WHAT IS REQUIRED ::
Check each line of the listing for the string "structured", count the lines that have it, and answer with that number only.

EXERCISE MATERIAL ::
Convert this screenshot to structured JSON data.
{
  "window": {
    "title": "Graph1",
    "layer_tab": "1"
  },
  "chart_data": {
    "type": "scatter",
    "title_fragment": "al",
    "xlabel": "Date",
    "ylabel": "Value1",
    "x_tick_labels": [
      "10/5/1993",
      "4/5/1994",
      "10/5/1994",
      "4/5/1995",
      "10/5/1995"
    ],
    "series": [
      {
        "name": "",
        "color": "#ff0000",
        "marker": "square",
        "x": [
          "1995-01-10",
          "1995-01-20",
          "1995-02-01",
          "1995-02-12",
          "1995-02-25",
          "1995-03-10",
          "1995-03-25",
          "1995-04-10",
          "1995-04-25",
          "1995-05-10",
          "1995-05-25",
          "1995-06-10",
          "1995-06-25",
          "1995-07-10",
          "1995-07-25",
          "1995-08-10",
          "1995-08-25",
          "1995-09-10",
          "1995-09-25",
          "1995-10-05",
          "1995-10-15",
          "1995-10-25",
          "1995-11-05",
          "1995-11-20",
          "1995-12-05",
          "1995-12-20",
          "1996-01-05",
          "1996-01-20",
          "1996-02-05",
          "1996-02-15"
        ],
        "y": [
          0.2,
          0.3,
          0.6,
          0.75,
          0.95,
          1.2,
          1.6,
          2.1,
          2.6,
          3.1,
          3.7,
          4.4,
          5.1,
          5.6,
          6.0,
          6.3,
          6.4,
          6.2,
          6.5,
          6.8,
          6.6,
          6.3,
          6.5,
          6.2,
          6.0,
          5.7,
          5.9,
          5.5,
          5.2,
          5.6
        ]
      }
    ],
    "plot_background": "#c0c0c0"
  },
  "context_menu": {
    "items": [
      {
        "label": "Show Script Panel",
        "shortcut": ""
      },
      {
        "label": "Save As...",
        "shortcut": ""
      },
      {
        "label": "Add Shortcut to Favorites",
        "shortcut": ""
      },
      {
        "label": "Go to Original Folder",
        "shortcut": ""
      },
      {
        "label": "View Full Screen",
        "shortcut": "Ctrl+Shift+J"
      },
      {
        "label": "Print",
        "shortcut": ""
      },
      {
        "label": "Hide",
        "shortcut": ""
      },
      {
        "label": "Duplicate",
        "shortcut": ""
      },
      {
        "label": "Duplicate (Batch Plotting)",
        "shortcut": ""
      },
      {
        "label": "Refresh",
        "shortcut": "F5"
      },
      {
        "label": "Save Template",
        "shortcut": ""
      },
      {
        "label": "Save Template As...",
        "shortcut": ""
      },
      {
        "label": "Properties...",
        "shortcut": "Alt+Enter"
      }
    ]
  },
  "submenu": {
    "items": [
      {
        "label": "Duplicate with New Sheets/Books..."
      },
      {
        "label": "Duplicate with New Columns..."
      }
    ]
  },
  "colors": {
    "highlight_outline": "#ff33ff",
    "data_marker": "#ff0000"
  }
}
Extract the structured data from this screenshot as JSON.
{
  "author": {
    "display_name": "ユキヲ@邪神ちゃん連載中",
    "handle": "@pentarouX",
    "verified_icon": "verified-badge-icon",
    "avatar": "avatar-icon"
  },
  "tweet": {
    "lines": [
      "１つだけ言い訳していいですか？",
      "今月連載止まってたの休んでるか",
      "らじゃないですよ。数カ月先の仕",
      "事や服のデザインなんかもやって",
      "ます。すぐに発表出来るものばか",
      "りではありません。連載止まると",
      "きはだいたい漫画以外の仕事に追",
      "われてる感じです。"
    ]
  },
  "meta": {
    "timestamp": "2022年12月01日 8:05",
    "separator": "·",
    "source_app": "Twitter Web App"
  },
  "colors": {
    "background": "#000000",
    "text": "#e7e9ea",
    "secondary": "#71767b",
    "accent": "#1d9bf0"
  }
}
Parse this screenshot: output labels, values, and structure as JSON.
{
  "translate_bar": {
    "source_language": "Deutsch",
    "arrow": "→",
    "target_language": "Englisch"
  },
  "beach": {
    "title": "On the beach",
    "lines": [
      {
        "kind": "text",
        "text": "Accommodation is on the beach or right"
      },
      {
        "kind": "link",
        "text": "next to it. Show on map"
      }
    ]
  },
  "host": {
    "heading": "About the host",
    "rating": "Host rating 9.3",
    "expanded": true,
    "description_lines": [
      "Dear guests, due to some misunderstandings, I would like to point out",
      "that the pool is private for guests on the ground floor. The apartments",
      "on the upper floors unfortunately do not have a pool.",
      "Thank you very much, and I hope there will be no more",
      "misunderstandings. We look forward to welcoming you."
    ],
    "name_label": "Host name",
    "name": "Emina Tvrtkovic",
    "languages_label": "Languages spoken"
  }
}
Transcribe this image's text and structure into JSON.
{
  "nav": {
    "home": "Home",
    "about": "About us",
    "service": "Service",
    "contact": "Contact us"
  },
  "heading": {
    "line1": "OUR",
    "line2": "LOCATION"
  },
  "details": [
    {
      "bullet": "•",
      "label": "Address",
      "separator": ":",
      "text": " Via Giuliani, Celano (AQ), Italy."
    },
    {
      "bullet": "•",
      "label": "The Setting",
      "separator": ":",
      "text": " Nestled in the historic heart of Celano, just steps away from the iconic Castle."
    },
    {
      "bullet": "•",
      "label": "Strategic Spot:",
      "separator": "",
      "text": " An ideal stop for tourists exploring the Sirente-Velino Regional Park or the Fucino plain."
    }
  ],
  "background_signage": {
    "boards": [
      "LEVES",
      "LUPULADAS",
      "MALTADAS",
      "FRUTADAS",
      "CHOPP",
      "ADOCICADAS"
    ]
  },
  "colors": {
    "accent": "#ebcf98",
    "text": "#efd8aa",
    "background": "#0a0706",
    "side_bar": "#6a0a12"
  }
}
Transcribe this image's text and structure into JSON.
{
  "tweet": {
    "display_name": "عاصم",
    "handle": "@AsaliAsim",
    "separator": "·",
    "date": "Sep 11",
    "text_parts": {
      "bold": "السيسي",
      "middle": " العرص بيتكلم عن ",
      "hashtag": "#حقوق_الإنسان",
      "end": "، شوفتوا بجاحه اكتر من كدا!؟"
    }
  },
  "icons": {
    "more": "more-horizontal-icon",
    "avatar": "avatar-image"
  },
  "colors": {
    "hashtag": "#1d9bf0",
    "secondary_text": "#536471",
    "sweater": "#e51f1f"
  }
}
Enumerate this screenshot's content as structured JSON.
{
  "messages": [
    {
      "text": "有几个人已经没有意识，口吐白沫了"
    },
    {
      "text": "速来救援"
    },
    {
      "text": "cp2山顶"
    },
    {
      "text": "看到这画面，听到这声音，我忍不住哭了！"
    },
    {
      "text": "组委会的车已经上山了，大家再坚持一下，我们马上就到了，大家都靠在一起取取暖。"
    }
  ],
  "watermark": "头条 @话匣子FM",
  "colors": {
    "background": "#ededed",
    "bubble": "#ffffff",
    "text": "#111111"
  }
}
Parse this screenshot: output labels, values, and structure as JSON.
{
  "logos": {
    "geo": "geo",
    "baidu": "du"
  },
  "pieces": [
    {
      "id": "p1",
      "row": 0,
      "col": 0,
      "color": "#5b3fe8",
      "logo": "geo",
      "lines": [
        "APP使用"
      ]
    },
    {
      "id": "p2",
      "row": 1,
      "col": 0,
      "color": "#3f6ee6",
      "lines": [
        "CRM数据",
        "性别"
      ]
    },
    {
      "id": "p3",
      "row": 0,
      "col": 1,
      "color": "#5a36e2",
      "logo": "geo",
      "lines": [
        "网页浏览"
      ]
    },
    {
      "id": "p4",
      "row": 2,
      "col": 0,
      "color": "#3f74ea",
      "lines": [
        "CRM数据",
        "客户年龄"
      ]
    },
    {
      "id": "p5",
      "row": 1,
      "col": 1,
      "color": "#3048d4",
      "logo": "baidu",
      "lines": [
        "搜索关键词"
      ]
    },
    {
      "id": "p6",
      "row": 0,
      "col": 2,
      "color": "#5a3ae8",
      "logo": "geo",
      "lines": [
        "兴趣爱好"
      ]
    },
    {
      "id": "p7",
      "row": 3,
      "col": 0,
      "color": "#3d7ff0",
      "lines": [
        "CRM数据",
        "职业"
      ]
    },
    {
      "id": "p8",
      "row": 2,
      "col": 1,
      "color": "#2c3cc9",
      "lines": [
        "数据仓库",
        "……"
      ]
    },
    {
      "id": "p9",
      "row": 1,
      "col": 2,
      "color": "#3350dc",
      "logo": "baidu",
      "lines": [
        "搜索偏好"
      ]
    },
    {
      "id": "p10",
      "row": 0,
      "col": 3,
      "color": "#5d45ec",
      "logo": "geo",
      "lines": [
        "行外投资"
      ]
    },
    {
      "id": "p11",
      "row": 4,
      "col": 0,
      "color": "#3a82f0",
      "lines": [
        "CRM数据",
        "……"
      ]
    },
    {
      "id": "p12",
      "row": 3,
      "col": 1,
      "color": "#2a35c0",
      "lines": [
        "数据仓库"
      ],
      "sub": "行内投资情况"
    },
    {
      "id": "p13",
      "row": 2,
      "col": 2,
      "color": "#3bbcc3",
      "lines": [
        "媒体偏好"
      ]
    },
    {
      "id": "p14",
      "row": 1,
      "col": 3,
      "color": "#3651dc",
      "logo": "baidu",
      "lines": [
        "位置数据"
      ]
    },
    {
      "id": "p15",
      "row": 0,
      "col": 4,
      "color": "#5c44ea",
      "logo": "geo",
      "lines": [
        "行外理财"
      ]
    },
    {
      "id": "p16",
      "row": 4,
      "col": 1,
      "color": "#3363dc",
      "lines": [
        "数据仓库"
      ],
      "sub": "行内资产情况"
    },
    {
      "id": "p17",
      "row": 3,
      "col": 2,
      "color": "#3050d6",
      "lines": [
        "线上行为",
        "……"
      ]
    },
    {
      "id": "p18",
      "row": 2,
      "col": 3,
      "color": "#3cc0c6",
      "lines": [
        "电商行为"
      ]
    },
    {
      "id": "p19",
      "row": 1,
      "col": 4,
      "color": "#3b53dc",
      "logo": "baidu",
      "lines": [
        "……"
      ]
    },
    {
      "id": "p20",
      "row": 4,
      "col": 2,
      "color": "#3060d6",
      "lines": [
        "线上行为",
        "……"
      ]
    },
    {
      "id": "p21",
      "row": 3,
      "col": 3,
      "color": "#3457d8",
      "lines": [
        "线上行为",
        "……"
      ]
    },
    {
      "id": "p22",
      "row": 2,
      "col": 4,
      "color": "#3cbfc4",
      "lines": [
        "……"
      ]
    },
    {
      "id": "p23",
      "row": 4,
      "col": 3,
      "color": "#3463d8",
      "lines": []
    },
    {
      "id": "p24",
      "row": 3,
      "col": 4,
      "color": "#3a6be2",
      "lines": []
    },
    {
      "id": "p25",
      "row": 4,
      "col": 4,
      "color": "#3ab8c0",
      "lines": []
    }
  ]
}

EXERCISE SOLUTION ::
3